▸ **Task description**
Among the entries, which lines carry the string "true"? Copy every one.

▸ **Component data from apps and pages**
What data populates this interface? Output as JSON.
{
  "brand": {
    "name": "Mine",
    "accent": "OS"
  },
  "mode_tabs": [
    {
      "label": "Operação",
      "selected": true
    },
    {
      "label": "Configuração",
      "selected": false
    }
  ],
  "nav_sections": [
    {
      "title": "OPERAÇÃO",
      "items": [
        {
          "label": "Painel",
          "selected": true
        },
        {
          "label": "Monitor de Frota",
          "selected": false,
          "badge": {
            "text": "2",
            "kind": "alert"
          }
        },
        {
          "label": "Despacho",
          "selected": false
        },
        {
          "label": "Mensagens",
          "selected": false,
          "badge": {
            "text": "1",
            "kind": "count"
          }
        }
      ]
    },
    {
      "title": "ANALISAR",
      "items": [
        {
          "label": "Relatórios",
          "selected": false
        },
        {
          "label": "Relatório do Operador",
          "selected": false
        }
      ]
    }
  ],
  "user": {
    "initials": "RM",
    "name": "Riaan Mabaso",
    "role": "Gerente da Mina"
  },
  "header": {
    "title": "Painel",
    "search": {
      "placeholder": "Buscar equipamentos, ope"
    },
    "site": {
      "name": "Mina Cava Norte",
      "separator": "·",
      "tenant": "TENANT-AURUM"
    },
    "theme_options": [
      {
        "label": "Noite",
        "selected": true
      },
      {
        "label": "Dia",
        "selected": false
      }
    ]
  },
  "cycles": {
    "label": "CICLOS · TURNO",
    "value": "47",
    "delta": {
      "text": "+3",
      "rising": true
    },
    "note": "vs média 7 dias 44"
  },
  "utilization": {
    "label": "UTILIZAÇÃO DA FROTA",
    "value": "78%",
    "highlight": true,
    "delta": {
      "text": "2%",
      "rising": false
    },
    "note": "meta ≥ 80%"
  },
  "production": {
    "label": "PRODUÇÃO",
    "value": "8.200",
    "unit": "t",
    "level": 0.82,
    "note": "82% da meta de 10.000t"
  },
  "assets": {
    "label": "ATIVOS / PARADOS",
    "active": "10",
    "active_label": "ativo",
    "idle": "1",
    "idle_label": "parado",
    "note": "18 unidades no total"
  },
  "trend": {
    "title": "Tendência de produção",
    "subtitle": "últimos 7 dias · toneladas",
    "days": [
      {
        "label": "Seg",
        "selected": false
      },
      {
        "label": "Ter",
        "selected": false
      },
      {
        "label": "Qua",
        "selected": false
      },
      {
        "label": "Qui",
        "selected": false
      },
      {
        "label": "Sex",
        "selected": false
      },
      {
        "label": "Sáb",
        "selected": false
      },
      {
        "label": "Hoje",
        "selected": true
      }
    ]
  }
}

▸ **Response to the exercise**
      "selected": true
          "selected": true
        "selected": true
      "rising": true
    "highlight": true,
        "selected": true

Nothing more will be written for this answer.